The Rockies and Cubs went 3-3 against each other this season, each scoring 33 runs in six games. The Cubs won the April series in Denver 2-1, outscoring the Rockies 27-17. Two weeks later they met in Chicago, where the Rockies won the series 2-1 while outscoring the Cubbies 16-6.
Freeland last faced the Cubs on April 30 in Chicago, going seven innings while allowing three runs on six hits with one walk and four strikeouts. Lester happened to be the opposing pitcher that day and gave up two unearned runs on five hits, three walks, and five strikeouts over 5 2⁄3 innings. The Cubs went on to win that game 3-2 to drop Freeland to 1-4 on the season.
Needless to say, both teams have changed dramatically over the last five months, even if much of the personnel remains the same.
As soon as full lineups are released this post will be updated, but expect a repeat of the Rockies lineup from Monday, with adjustments made for a lefty hurler on the mound. Chris Iannetta will likely replace Tony Wolters at the catcher position and perhaps Matt Holliday will take over Carlos Gonzalez’s spot in the lineup. The Cubs are anticipated to remove left fielder Kyle Schwarber from the lineup and replace him with David Bote, shifting Kris Bryant from third base to left.
Who has the advantage? Consider: the Rockies non-pitchers have an 88 wRC+ against right-handed pitchers, but a 107 wRC+ against left-handed pitchers. The Cubs, meanwhile, have a 108 wRC+ and 106 wRC+ respectively. In other words, the Rockies are a bad offense that suddenly becomes good against lefties, while the Cubs have a good offense that becomes less good against lefties.
As a friendly reminder: both teams will be limited to a 25-man roster for this series, which should be announced sometime Tuesday, so don’t expect a wide flurry of subs and an endless parade of relievers.

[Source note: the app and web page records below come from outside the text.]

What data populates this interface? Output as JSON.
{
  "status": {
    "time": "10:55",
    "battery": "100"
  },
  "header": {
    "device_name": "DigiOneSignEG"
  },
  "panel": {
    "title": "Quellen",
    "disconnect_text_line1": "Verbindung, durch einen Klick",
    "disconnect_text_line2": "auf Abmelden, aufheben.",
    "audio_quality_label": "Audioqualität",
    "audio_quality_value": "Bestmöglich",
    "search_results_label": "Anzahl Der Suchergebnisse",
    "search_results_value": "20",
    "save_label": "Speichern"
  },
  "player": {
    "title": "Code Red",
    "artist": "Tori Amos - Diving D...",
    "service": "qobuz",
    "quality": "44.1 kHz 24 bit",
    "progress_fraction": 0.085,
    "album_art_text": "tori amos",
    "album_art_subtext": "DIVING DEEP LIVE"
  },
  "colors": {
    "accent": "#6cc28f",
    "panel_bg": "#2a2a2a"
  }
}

The Rockies have leaned on their bullpen far less this year (517 innings to the Cubs’ 584 1⁄3 innings), but they have been equally valuable (3.9 fWAR for each squad). And while the Rockies have a far higher bullpen ERA (4.63 ERA to Cubs’ 3.34 ERA), the Rockies have generated more strikeouts (9.14 K/9 to 8.66 K/9) and fewer walks (3.78 BB/9 to 4.20 BB.9).
It doesn’t help that manager Joe Maddon will be without Brandon Morrow (1.26 ERA; 60-day DL), and potentially without either Steve Cishek (2.18 ERA; worked three straight days) or Pedro Strop (2.26 ERA; hamstring). Meanwhile, the Rockies core of Adam Ottavino, Seunghwan Oh, Scott Oberg, and Wade Davis have thrown a combined 12 pitches since Saturday and should all be available.
Every Rockies and Cubs fan will sit with their stomachs in knots until their team gets a lead/falls behind and will only grow more anxious from there. Should be fun.
Update, 2:25 pm MT:
Both teams have released their lineups for tonight’s game.